**WHAT IS NEEDED**
Count every line in the entries below that contains the word "title", and give only that number.

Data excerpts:
◇ ◇ ◇ ◇ ◇ ◇ ◇

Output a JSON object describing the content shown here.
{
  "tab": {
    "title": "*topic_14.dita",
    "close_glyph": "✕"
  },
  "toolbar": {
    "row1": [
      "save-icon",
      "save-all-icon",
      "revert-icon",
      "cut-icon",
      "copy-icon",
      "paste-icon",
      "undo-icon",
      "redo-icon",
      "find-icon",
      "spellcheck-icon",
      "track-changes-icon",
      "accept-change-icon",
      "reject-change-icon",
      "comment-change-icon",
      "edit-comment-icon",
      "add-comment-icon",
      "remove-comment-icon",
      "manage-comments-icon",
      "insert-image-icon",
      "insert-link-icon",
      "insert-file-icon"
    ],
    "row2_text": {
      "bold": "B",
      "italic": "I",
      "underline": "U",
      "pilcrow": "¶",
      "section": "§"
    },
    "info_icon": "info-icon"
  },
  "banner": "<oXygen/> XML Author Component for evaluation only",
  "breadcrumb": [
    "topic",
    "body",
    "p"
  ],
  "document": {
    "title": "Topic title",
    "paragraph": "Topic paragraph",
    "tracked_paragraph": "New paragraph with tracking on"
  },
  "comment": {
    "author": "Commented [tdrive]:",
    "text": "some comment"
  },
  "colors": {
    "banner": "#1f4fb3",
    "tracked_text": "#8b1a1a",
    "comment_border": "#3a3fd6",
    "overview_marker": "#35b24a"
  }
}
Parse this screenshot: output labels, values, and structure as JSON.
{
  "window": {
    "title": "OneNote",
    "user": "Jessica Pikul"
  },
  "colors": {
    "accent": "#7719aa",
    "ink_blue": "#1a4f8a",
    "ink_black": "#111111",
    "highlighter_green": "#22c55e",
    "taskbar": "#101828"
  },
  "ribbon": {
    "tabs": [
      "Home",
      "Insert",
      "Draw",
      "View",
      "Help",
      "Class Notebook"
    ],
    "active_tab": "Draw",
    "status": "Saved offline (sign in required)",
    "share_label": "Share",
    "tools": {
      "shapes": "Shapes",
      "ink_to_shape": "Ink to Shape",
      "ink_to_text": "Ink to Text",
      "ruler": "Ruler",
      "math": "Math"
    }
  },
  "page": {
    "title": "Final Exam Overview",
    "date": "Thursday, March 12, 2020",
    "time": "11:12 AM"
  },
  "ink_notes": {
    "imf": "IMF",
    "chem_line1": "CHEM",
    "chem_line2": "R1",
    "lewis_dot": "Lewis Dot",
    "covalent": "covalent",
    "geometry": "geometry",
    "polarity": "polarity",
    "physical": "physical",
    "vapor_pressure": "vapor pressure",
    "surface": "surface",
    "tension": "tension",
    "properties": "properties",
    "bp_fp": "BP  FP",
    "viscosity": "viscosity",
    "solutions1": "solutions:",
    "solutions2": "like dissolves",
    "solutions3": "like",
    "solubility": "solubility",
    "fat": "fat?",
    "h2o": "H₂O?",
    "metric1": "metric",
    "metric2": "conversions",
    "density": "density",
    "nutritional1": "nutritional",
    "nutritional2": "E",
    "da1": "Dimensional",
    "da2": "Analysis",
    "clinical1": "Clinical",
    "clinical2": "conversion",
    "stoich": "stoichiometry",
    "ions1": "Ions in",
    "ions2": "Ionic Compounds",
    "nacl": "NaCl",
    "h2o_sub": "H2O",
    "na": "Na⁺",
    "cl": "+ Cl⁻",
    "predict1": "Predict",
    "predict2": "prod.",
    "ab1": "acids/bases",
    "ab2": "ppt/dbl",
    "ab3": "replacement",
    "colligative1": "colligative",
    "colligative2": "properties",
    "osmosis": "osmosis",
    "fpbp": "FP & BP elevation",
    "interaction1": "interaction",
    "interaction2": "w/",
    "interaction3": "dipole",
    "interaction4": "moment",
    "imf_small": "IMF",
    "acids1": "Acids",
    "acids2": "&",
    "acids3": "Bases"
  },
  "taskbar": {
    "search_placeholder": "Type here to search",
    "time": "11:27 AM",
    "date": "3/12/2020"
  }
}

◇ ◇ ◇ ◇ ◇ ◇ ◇

**REPLY**
4